Years ago, I was involved in the sensors technology segment of design engineering when I worked for Sensors Magazine and Sensors Expos. Sensors’ editor-in-chief, Barbara Goode, introduced me to Dean Kamen and FIRST Robotics, whose mission is to inspire young people’s interest in science and technology. We invited FIRST Robotics to hold demonstration competitions at our Sensors events. It was great seeing the interest in the kids, as they guided their robots in the competition area. It also engaged the minds of all the design engineers at the show. Design engineers would cheer their favorite team on as the robots competed. It was a great success.
Now, fast forward to last December, where I was attending another event, Autodesk University in Las Vegas. The event started early with Jeffrey McGrew, co-founder of design-build studio Because We Can, kicking off the keynote speech. As he introduced Edwin “E.J.” Sabathia of Moon Express Robotic Lab for Innovation (MERLIN), the music picked up and a mockup of a lunar lander started descending from the roof of the stage. E.J. is one of eight student robotics engineers and a former member of a FIRST Robotics team. He and his team were mentored by the NASA Ames Robotic Academy, and it paid off. E.J. and seven of his Moon Express team have designed a robot that will land on the moon. They are hoping to win the Google Lunar X Prize for a cool $30,000,000.
To the Moon, On a Budget
We have all heard of recent efforts to commercialize space. Space X, Orbital Science and others are leading the way. But E.J. works for a relatively small, privately held company, working on a tiny budget (in aerospace terms). Landing a robot on the lunar surface and sending back high-definition imagery is a complex challenge for a large aerospace company. Until now, it cost about as much as the gross national product of a small country to accomplish this feat. But times are changing fast.
E.J. and his team have designed twin micro-rovers that will be landed on the surface of the moon. They are named “ARTHUR” and “ROBERT” after Arthur C. Clarke and Robert Heinlein, two well-know science fiction writers. These robots are capable of capturing stereo HD images and video. They will also be able to transport a payload.
Moon Express has announced its own competition: “The Moon is ME Lunar Mining Design Challenge” (themoonisme.com) to design mining tools that the rovers can use to collect samples of lunar soil. The contest is open to anyone using Autodesk Software. Moon Express is planning on equipping one of the lunar rovers with the winner’s mining technology.
Dean Kamen was a visionary in the founding of FIRST Robotics. To inspire young people to embrace science and engineering is not an easy job. If you ask, most kids will tell you they want to be a football or basketball player. FIRST Robotics makes subjects like mathematics and science interesting. It gives students a practical application to capture their attention. It makes engineering cool. I remember the excitement in the students’ eyes at Sensors Expo when their efforts at creating a competitive robot were recognized by the design engineers on the show floor.

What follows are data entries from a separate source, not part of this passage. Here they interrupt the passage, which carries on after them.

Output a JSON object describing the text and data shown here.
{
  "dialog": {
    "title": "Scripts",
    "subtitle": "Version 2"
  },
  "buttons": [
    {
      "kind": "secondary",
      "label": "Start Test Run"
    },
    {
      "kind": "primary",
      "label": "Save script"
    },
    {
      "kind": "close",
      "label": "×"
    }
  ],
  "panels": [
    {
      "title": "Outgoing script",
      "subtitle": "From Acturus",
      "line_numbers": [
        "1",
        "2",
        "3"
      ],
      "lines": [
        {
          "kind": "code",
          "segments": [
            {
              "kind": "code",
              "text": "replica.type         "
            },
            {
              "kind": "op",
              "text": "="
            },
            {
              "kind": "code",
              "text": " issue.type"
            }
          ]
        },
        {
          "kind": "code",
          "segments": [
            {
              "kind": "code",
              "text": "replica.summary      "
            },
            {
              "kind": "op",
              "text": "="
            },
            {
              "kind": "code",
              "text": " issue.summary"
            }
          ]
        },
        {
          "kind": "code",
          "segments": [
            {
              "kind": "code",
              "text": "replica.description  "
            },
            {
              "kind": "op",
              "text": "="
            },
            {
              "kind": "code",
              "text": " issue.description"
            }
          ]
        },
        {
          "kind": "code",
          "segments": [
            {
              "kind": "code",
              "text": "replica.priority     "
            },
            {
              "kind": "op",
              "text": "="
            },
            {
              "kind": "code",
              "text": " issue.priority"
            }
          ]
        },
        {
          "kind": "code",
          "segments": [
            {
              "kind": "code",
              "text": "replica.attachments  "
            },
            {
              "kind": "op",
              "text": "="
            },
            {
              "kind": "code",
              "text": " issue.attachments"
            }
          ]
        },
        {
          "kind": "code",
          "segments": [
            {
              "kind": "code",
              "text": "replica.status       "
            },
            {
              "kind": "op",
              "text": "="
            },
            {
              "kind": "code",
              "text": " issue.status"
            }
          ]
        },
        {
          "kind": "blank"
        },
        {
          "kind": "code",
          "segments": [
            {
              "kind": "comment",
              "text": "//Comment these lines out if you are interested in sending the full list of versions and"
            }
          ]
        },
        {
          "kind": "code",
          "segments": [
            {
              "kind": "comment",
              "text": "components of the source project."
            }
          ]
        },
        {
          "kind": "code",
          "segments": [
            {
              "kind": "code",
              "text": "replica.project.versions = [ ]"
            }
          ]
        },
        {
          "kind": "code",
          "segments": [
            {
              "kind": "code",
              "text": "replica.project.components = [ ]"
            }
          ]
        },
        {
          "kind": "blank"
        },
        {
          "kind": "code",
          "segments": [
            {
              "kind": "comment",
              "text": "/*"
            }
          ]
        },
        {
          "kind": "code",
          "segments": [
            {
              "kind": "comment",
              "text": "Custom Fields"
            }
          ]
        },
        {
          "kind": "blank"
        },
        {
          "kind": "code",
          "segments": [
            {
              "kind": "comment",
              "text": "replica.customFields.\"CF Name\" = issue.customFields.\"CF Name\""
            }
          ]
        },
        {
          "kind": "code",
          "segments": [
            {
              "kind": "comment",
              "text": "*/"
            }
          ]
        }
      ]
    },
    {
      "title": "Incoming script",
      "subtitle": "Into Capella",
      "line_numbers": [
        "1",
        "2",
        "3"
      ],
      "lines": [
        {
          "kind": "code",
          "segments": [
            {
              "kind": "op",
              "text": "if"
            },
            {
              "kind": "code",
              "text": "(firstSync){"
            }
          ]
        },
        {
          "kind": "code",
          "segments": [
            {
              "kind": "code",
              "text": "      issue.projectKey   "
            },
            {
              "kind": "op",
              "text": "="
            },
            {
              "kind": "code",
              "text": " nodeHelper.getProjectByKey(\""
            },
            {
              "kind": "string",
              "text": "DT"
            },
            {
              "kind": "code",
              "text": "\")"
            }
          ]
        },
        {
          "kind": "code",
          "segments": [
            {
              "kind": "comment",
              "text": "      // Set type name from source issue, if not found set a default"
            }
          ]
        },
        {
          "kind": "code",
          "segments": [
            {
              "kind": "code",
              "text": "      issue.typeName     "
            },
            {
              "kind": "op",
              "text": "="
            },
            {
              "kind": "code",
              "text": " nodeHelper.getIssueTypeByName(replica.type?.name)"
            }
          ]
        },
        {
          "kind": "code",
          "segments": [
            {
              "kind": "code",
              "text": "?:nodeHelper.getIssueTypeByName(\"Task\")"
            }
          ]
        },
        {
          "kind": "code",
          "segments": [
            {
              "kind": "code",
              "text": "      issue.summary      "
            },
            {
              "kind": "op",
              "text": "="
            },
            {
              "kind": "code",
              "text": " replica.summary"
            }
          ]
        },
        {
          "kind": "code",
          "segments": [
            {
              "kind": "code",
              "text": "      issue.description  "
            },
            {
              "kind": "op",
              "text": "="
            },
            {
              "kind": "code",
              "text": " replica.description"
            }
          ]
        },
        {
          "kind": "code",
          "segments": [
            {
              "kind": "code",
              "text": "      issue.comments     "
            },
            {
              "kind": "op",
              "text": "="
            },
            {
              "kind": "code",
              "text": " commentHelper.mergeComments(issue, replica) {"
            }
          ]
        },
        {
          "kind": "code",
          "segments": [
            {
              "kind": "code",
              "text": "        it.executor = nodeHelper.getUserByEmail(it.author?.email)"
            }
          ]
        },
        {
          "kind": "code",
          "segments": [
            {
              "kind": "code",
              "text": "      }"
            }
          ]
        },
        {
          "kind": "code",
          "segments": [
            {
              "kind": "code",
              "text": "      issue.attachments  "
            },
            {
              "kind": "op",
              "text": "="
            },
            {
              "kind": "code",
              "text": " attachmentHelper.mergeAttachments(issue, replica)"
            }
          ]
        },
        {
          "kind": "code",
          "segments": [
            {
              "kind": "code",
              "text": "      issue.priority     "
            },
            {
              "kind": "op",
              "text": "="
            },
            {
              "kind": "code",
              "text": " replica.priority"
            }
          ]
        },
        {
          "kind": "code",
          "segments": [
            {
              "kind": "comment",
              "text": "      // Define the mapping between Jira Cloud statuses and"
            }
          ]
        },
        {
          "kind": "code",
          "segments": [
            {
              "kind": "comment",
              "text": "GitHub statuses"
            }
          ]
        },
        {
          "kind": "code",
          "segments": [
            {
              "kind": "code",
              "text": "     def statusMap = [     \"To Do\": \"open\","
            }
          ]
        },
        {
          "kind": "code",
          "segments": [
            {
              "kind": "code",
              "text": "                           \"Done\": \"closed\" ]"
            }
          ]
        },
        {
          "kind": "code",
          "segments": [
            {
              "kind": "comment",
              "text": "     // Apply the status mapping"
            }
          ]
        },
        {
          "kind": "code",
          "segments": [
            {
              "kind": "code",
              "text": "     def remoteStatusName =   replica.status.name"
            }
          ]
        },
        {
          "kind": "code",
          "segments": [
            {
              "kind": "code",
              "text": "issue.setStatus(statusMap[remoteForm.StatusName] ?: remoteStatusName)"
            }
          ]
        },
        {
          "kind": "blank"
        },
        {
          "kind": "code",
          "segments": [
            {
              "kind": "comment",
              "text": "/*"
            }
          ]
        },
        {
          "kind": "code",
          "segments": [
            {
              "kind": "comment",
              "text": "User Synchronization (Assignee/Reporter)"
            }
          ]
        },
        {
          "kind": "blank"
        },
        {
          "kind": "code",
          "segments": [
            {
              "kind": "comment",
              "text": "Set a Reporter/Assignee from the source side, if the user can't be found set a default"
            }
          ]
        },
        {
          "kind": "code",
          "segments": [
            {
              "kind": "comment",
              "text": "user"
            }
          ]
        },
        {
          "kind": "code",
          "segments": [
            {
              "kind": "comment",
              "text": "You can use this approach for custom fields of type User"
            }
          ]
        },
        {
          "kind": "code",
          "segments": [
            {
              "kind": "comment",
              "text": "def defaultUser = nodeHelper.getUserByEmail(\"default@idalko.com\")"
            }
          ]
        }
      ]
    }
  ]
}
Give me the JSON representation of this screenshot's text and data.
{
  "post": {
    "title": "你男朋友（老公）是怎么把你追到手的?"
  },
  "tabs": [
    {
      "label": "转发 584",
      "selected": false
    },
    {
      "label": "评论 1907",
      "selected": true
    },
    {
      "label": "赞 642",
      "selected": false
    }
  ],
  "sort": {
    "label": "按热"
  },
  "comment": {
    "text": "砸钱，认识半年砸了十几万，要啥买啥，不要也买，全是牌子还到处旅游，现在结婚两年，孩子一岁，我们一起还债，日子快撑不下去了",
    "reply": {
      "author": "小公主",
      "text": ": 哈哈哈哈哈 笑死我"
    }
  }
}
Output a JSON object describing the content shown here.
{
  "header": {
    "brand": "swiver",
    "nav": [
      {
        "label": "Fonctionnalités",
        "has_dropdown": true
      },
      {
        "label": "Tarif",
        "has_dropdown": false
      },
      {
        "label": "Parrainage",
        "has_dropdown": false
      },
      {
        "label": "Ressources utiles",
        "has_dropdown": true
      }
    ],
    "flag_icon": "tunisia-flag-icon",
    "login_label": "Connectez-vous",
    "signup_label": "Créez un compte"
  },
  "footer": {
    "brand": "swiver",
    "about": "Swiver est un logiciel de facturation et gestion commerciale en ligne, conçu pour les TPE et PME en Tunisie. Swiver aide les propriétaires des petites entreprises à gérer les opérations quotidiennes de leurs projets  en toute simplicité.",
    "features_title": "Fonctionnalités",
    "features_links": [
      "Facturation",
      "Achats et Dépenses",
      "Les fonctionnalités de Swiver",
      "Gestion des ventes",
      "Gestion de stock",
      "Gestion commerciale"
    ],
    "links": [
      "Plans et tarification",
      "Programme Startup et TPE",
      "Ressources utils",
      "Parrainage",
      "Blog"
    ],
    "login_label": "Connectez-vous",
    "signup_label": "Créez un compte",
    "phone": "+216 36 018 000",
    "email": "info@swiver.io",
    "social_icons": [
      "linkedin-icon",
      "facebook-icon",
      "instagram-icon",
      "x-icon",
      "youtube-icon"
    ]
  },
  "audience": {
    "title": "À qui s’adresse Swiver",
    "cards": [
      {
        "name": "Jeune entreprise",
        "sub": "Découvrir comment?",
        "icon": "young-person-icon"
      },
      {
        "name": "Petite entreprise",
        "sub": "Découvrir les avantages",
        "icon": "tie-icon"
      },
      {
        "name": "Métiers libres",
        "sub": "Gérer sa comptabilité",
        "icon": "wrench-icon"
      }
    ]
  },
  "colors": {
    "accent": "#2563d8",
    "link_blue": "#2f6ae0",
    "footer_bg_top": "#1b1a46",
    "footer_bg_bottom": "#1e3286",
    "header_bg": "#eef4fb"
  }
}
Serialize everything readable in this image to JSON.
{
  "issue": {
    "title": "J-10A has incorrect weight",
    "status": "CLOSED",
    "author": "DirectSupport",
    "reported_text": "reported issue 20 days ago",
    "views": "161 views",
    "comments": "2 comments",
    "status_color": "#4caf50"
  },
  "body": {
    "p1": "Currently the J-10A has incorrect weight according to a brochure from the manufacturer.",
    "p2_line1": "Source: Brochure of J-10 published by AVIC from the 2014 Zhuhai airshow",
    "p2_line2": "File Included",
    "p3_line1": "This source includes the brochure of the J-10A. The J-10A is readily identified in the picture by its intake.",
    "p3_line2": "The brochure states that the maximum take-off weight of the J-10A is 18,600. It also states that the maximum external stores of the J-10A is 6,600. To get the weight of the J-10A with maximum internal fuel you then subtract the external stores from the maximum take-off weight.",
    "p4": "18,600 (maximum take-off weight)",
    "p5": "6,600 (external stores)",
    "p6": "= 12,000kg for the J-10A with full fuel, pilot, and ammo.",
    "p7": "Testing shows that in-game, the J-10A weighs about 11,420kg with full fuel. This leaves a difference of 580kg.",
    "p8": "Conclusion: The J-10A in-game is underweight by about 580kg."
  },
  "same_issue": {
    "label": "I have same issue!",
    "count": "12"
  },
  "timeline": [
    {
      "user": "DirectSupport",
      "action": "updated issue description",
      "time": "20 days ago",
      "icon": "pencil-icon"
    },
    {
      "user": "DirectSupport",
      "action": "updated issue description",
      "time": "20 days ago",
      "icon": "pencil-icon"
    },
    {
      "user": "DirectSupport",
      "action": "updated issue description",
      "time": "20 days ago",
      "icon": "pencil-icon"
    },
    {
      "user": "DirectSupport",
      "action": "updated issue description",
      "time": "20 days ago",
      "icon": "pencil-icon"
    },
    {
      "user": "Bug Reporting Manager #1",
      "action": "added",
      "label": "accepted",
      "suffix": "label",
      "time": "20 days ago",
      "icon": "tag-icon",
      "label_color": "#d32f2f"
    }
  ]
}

E.J. Sabathia is now mentoring his own FIRST Robotics team. Imagine how inspiring it must be for high school students to work with a guy that’s putting, not one, but two robotic lunar rovers on the moon!
Moon Express has completed a successful lander flight test. It is working with NASA to develop technology that will commercialize low-cost space exploration. Barney Pell, co-founder and CTO for Moon Express, has been quoted as saying: “The Moon has never been explored before from and entrepreneurial perspective. I believe the Moon may be the greatest wealth creation opportunity in history. It’s not a question of if; just who and when.” And they are doing it with an engineering team inspired and mentored by FIRST Robotics. How cool is that?
Steve Robbins is the CEO of Level 5 Communications and executive editor of DE. Send comments about this subject to firstname.lastname@example.org.